You are here

"Wow" Breasts in 3 Easy Steps


Pro Advice

Healthy — and beautiful. Isn't that what we all want? Follow this pro advice:

1. Clear up breakouts. "Your decolletage has as many oil glands as your face," says Arielle Kauvar, MD, a dermatologist in New York City. Once a day, use an anti-acne body wash that contains 5 percent benzoyl peroxide (try Peter Thomas Roth Medicated BPO 5% Acne Wash, $32, to unclog pores, followed by a light moisturizing lotion. And take special care while working out. "Excess sweat can exacerbate acne because oils are trapped," explains Dr. Kauvar. Wear breathable fabrics and treat areas with a 2 percent salicylic-acid body spray after exercising to keep skin bacteria-free (try Nature's Cure Body Acne Treatment Spray, $9.99, at drugstores).

2. Firm and tone. "The skin on your breasts is extra thin and prone to premature aging," says Dr. Kauvar. To maintain a smoother, younger look, apply a firming bust serum before your body cream.
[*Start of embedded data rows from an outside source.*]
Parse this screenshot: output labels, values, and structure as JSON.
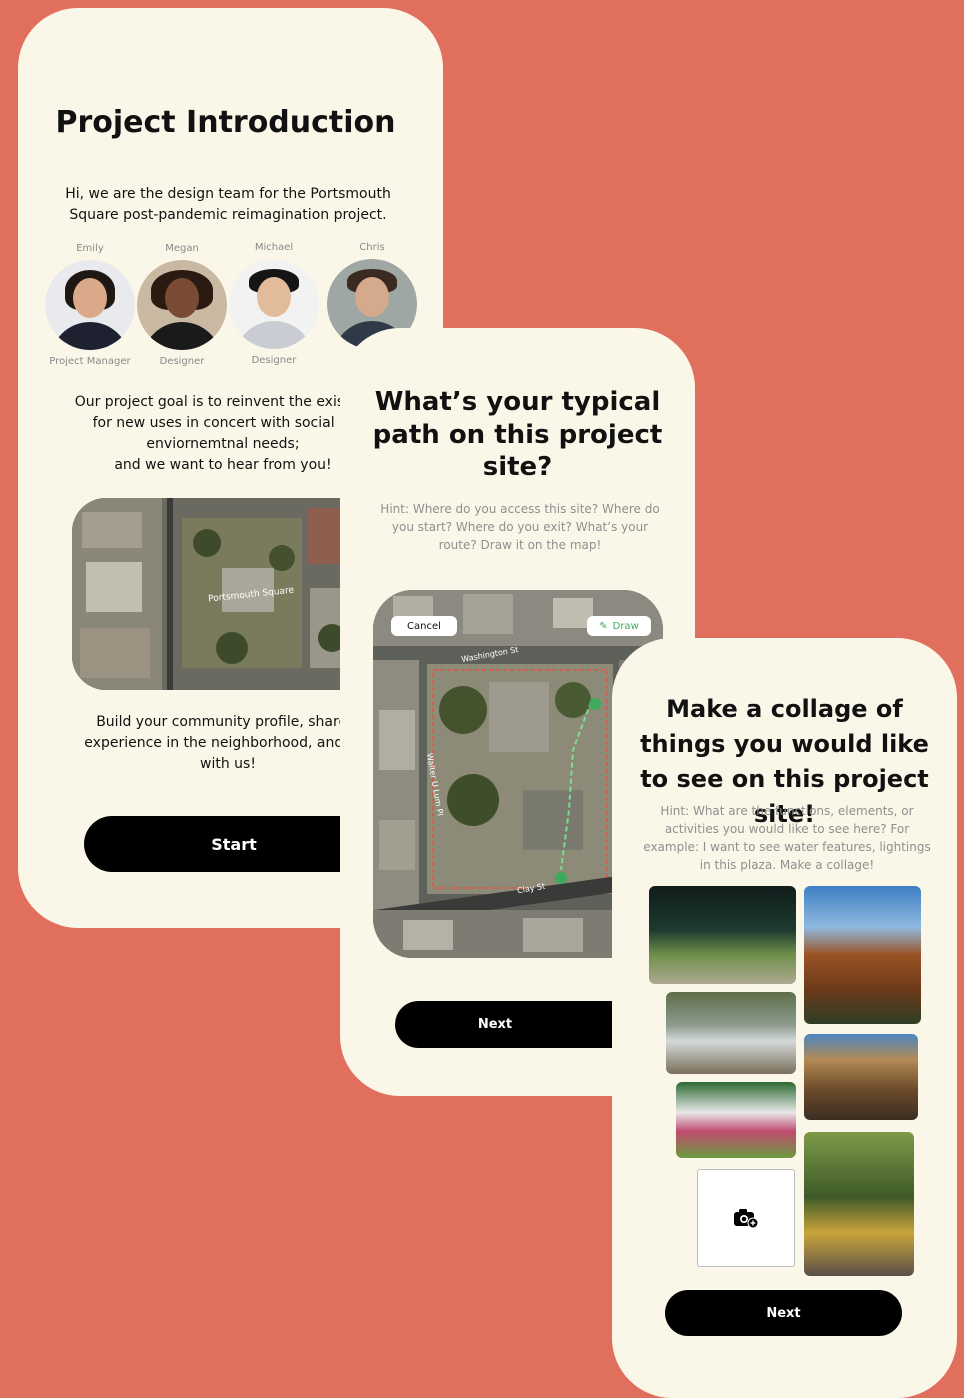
{
  "colors": {
    "background": "#E0705D",
    "card": "#FBF7E8",
    "button": "#000000",
    "hint": "#8F8F8F",
    "draw_accent": "#3DAA5C"
  },
  "intro": {
    "title": "Project Introduction",
    "greeting": "Hi, we are the design team for the Portsmouth Square post-pandemic reimagination project.",
    "team": [
      {
        "name": "Emily",
        "role": "Project Manager"
      },
      {
        "name": "Megan",
        "role": "Designer"
      },
      {
        "name": "Michael",
        "role": "Designer"
      },
      {
        "name": "Chris",
        "role": ""
      }
    ],
    "goal_lines": [
      "Our project goal is to reinvent the existing",
      "for new uses in concert with social ar",
      "enviornemtnal needs;",
      "and we want to hear from you!"
    ],
    "map_label": "Portsmouth Square",
    "build_lines": [
      "Build your community profile, share y",
      "experience in the neighborhood, and coll",
      "with us!"
    ],
    "start_label": "Start"
  },
  "path": {
    "title": "What’s your typical path on this project site?",
    "hint": "Hint: Where do you access this site? Where do you start? Where do you exit? What’s your route? Draw it on the map!",
    "cancel_label": "Cancel",
    "draw_label": "Draw",
    "street_labels": [
      "Washington St",
      "Walter U Lum Pl",
      "Clay St"
    ],
    "next_label": "Next"
  },
  "collage": {
    "title": "Make a collage of things you would like to see on this project site!",
    "hint": "Hint: What are the functions, elements, or activities you would like to see here? For example: I want to see water features, lightings in this plaza. Make a collage!",
    "upload_icon": "camera-add-icon",
    "next_label": "Next"
  }
}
It contains active ingredients like antioxidants, minerals, and peptides that penetrate into the skin's deeper layers to reverse free-radical damage and boost collagen production (try Elemis Pro-Collagen Lifting Treatment Neck & Bust, $89,; the kit includes a Pro-Collagen Marine Cream, and 10 percent of the proceeds go to breast cancer research).

3. Get gorgeous cleavage. "No matter what size breasts you have, a little shimmer will help enhance them," says Linda Hay, a makeup artist for Victoria's Secret, who amplifies the curves of Gisele Bundchen and Heidi Klum. Brush a shimmery bronzing powder down the center of your breasts to create a slight shadow, then sweep a silvery illuminator powder along the tops (try Too Faced After Glow Ice Cubes Body Shimmer Powder, $26,, and Victoria's Secret Bare Bronze Sun Dust Body Powder Brush, $22,

Are You Wearing the Wrong-Size Bra?

Eight out of 10 women are, according to Linda Becker, founder of Linda's lingerie boutiques in New York City. "Women's breasts change size and shape numerous times throughout their lives due to weight gain or loss, pregnancy and aging," she says. Yet most of us assume that our bra size stays the same.

The best way to figure out your correct size is to go to a professional fitter at a lingerie or department store. If you can't find a pro, follow these easy, do-it-yourself tips from Becker:

  • Measure the diameter of your rib cage, putting the tape directly underneath your breasts. If the number is below 33, add 5 inches; if it's 34 to 42, add 3 inches; and if it's above 42, add 2 inches. That's your band size.
  • Then measure the fullest part of your bust. (Wear a bra when you do this; even if it doesn't fit correctly, it will give you some lift and provide you with a more accurate measurement for your cup size.) The difference between this number and your band size is your cup size: a one-inch difference is an A, 2 inches is a B, 3 inches is a C, 4 is a D, and so on. If one of your breasts is bigger than the other, choose a cup size that fits the larger of the two.
  • Try on several bras. "Be sure to fasten them on the loosest or middle hook, never the tightest," says Becker. "If you have to use the tightest hook initially, the bra is too big."
  • Examine the fit. The band should be straight across your back, the wire or seam should be just under your breasts, framing them completely, and the straps should be taut but not so tight that they dig into your skin. The cups should lie smoothly against your breasts.
  • If the cups are too small, go up one cup size, says Becker, but keep the band size the same (from a 36B to a 36C, for instance). However, if the cup size is right but the band is too tight, go up one band size and down one cup size (from a 36B to a 38A).